Back in March 2020 none of us could have anticipated the impact the pandemic would have on our lives, on education and on school governance.
Almost two years after many governing bodies and trustee boards last met in person it is clear that governance has changed dramatically.
The challenge now facing governing boards and school leaders is to avoid throwing the baby out with the bathwater, by shedding innovative and highly effective practice in a headlong rush back to how it was before the pandemic.
Instead, governors and school leaders need to take stock and ask themselves some fundamental questions about the direction they want to go once the pandemic recedes.
Do we want to go back to a pre-pandemic model of governance? Or should we embrace some of the positive developments made since March 2020 and create a new, more effective model?
A new survey commissioned before the inaugural National School Governors’ Awareness Day, which was held on 22 February, showed that governors generally have ridden out the challenges of the pandemic well and that many of the big changes they had to adopt didn’t impact on their effectiveness – and may even have improved it.
Remote meetings helped to improve attendance at many boards. Governors also reported shorter meetings. This may not be a virtue in itself, but if meeting duration can be cut with little or no negative impact on governor effectiveness then this has to be a bonus. Preparation can help here.
My own experience as a governor is that my colleagues are investing time won back from travelling to and from meetings to thoroughly prepare and consider their questions, and this leads to more efficient, more focused meetings.
We’ve talked about governance structures for years, but the pandemic forced many boards to reflect on the necessity of committees meeting as well as the main board.

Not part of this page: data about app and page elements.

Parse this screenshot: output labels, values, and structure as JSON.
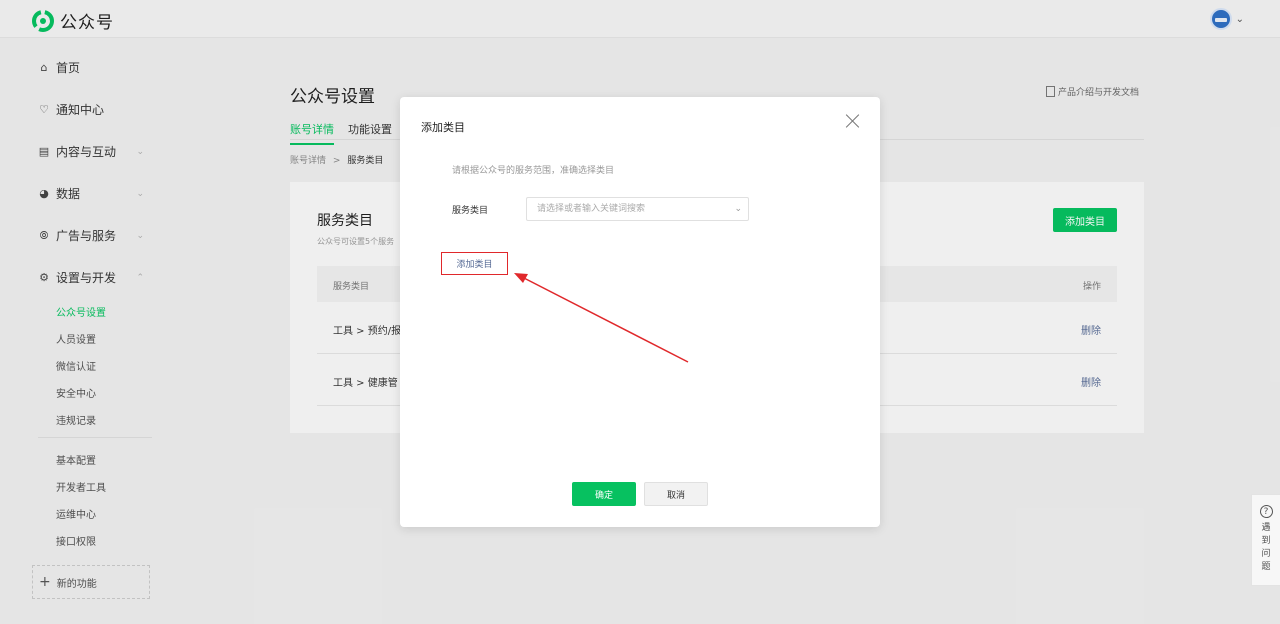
{
  "header": {
    "app_name": "公众号",
    "logo_icon": "wechat-official-account-logo-icon",
    "avatar_icon": "user-avatar-icon",
    "colors": {
      "brand": "#07c160",
      "header_bg": "#f2f2f2"
    }
  },
  "sidebar": {
    "items": [
      {
        "label": "首页",
        "icon": "home-icon"
      },
      {
        "label": "通知中心",
        "icon": "bell-icon"
      },
      {
        "label": "内容与互动",
        "icon": "document-icon"
      },
      {
        "label": "数据",
        "icon": "pie-chart-icon"
      },
      {
        "label": "广告与服务",
        "icon": "compass-icon"
      },
      {
        "label": "设置与开发",
        "icon": "gear-icon"
      }
    ],
    "settings_sub": [
      "公众号设置",
      "人员设置",
      "微信认证",
      "安全中心",
      "违规记录"
    ],
    "dev_sub": [
      "基本配置",
      "开发者工具",
      "运维中心",
      "接口权限"
    ],
    "new_feature": "新的功能"
  },
  "main": {
    "title": "公众号设置",
    "doc_link": "产品介绍与开发文档",
    "tabs": [
      "账号详情",
      "功能设置"
    ],
    "breadcrumb": {
      "parent": "账号详情",
      "sep": ">",
      "current": "服务类目"
    },
    "card": {
      "title": "服务类目",
      "subtitle": "公众号可设置5个服务",
      "add_button": "添加类目",
      "table": {
        "headers": [
          "服务类目",
          "操作"
        ],
        "rows": [
          {
            "category": "工具  >  预约/报",
            "action": "删除"
          },
          {
            "category": "工具  >  健康管",
            "action": "删除"
          }
        ]
      }
    }
  },
  "dialog": {
    "title": "添加类目",
    "hint": "请根据公众号的服务范围，准确选择类目",
    "field_label": "服务类目",
    "select_placeholder": "请选择或者输入关键词搜索",
    "add_link": "添加类目",
    "ok": "确定",
    "cancel": "取消"
  },
  "help": {
    "text": "遇到问题"
  }
}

That’s led to many governing bodies switching to a flat structure, with no committees and more regular full governing body meetings every six weeks or so.
A key advantage is that all governors are exposed to the full span of governance, rather than operating in committee silos, giving governors a balanced overview of standards of learning, the curriculum and financial efficiency.
This often leads to more balanced and therefore effective decision-making. The need for excellent professional clerking hasn’t changed. Clerks help the effectiveness of governing bodies through supporting the chair and headteacher to construct meeting agendas, act as the guardians of governance compliance and provide timely advice and support.
The pandemic has created a pressurised and challenging workload for everyone involved in school leadership and governors have responded well by finding new and efficient ways of working.
The challenge now for everyone involved in governance is to ensure that, when the time comes, we don’t lose the gains we’ve made by rushing to embrace the old ways of doing things.
Pressures, challenges and new directions
A National School Governors’ Awareness Day survey revealed the challenges faced by school governors during the pandemic and their resilience in the face of huge challenges.
Although 60% of the 212 surveyed agreed the pandemic had made it harder for governors to fulfil their responsibilities, reflecting the restrictions on visiting schools, 63% said that their effectiveness had not been compromised and 19% said that they were actually more effective.
Asked to select one or more statements that closely reflected their views of governance during Covid, more than 80% of respondents agreed that virtual meetings had worked well.
Almost a quarter of respondents (24.5%) agreed with the statement that attendance at meetings had improved.
60% of those surveyed said they had found it easier to attend training as a result of new ways of operating, with 74% telling us that they had attended three hours or more of training since September 2021.
Steve Barker is head of governance services at Strictly Education, which provides professional support, advice to schools across the country. Presentations and resources from the inaugural National School Governors’ Awareness Day are available here, or email firstname.lastname@example.org.